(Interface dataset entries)

━━━━

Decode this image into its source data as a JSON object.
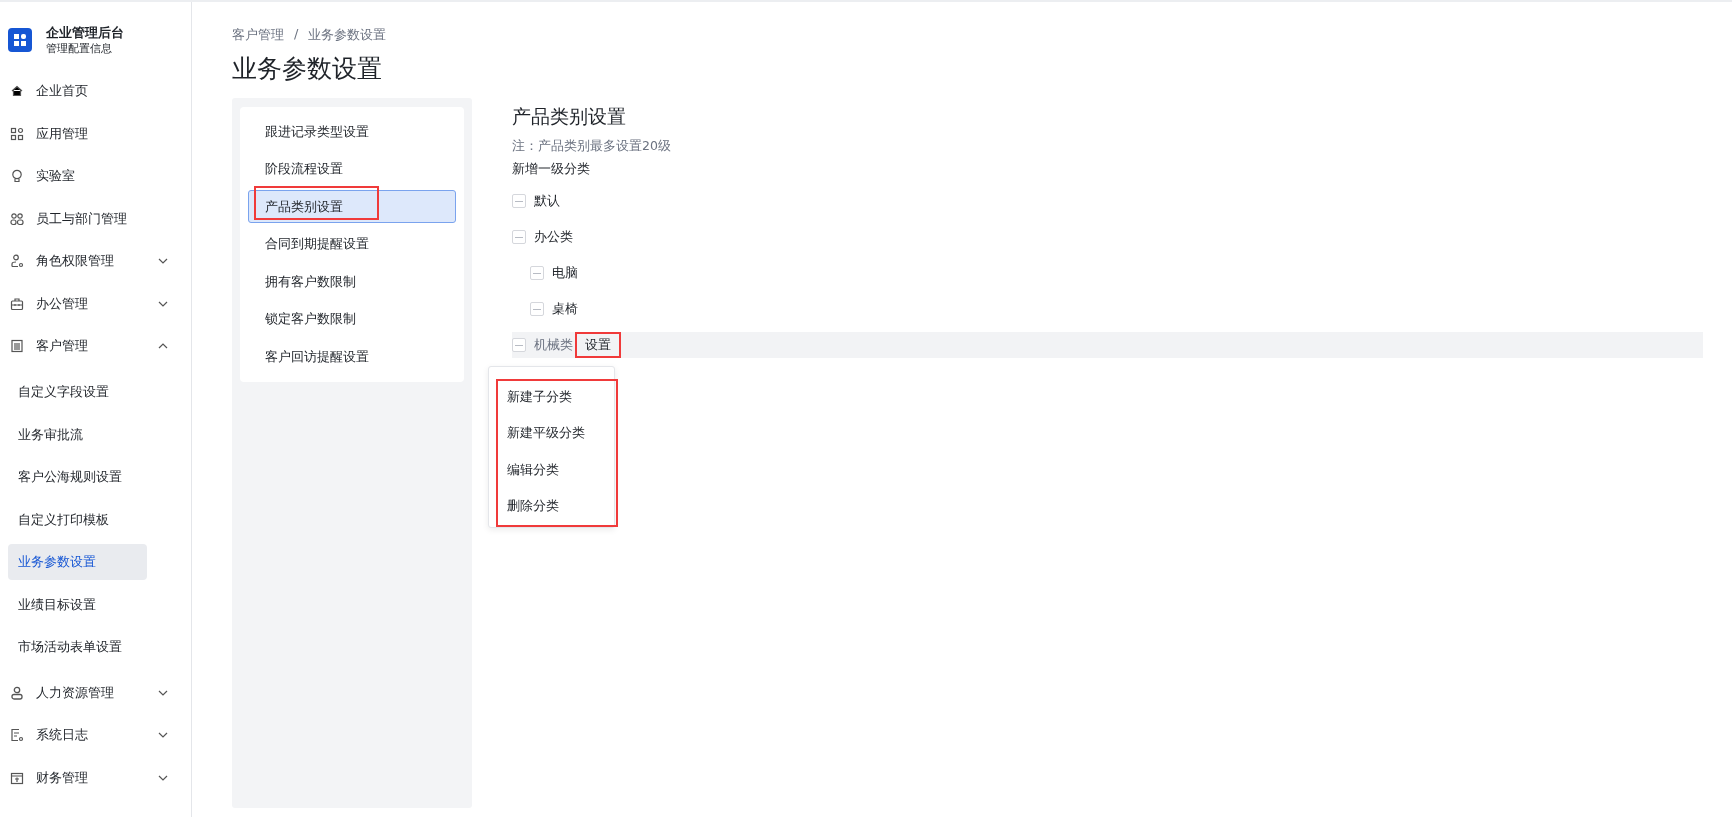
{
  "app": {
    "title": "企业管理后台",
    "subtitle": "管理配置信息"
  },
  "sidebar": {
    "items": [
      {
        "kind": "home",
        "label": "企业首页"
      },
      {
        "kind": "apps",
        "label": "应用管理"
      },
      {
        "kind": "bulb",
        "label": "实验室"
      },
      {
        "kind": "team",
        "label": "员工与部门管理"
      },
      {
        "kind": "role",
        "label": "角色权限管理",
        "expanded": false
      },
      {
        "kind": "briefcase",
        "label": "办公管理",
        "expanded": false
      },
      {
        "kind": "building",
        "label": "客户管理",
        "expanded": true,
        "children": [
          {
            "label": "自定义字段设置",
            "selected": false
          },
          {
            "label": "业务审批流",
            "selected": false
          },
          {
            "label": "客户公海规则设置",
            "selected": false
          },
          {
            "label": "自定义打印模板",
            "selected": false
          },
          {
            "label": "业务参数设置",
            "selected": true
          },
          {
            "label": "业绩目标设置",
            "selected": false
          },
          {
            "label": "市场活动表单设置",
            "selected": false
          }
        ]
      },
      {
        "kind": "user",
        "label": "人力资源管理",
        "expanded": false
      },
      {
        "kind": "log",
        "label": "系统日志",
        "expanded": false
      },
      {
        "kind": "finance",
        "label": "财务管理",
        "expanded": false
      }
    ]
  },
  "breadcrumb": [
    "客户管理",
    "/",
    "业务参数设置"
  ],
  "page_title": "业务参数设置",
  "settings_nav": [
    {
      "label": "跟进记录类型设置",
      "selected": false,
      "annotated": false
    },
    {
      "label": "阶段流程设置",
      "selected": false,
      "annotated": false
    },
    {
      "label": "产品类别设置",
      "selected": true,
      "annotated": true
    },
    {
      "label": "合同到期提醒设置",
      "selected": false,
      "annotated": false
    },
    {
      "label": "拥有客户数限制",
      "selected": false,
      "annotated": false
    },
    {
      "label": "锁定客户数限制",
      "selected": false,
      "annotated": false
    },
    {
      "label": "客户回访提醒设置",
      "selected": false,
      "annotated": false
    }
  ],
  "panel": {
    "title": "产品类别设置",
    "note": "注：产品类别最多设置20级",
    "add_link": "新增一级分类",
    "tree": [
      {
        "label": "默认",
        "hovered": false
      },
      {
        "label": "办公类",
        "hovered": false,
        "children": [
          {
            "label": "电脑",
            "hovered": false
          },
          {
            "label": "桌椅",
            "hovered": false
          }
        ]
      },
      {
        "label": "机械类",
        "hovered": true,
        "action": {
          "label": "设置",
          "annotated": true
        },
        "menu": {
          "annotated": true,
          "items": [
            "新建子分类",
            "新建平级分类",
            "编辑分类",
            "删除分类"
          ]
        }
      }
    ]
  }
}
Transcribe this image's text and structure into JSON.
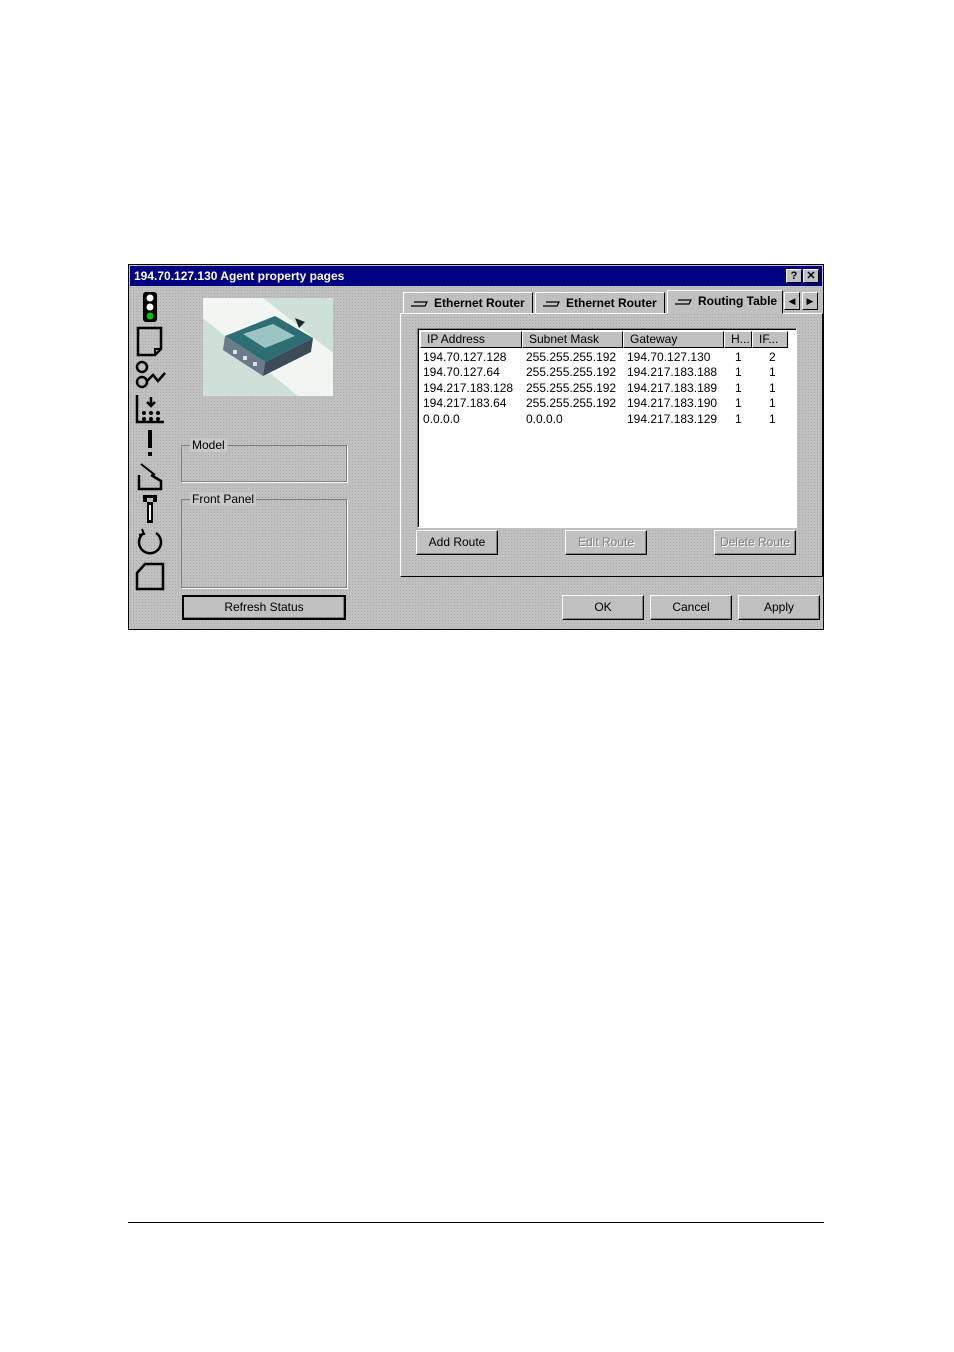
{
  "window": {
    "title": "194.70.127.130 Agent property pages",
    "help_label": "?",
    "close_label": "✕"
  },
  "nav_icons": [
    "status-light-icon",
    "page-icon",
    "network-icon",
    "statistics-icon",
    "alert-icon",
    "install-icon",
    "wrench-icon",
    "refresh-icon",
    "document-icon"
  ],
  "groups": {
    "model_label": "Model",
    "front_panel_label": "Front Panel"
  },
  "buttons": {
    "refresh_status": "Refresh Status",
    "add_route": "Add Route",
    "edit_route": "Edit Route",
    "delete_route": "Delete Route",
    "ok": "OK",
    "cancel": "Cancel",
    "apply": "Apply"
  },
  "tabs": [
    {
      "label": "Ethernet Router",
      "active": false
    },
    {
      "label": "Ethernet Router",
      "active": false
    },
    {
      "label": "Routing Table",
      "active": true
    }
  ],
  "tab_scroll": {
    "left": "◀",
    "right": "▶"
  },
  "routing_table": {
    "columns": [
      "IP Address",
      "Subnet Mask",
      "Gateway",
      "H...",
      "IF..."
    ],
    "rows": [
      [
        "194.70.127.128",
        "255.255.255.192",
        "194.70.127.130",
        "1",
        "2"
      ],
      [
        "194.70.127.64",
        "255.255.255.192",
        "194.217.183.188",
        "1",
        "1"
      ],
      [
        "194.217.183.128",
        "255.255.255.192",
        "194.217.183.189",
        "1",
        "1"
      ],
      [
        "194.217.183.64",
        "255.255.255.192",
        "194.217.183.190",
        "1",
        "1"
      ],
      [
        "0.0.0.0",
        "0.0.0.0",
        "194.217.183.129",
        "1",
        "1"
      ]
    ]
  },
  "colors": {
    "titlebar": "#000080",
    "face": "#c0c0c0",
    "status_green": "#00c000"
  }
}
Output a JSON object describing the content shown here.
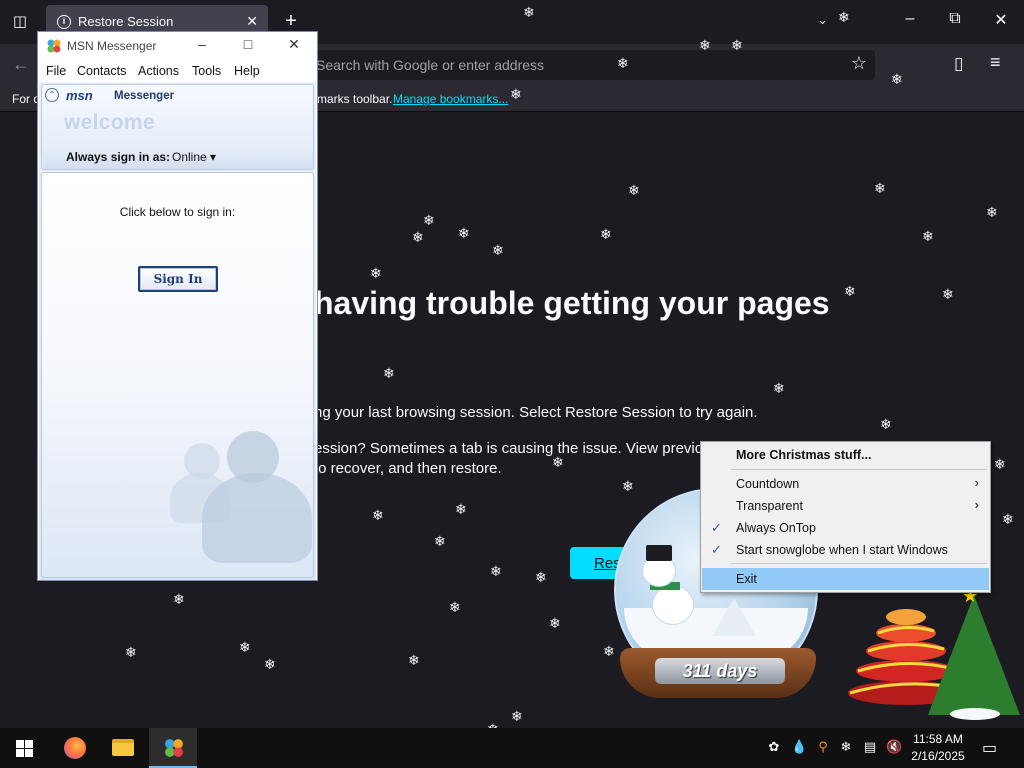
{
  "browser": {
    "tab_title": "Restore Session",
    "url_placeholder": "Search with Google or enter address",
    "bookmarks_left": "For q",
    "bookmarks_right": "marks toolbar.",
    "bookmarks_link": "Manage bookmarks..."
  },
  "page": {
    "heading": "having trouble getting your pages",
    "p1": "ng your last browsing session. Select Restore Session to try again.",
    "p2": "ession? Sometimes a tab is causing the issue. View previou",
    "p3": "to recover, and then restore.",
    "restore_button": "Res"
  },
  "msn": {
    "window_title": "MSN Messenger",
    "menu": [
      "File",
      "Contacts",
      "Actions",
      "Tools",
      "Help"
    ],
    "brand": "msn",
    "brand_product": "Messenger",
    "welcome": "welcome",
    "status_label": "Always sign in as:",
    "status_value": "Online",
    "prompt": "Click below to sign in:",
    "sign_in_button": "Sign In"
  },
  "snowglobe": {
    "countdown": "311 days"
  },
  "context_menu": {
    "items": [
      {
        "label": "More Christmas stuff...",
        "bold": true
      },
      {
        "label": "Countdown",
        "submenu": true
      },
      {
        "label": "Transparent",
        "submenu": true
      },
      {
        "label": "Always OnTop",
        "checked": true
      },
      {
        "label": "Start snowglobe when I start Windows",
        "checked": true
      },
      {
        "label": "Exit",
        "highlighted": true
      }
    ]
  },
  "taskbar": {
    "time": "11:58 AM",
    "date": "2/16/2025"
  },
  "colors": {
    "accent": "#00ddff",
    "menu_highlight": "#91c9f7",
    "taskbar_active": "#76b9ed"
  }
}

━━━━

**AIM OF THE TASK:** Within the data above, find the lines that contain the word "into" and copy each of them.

**ANSWER:**
Decode this image into its source data as a JSON object.
Transcribe this image's text and structure into JSON.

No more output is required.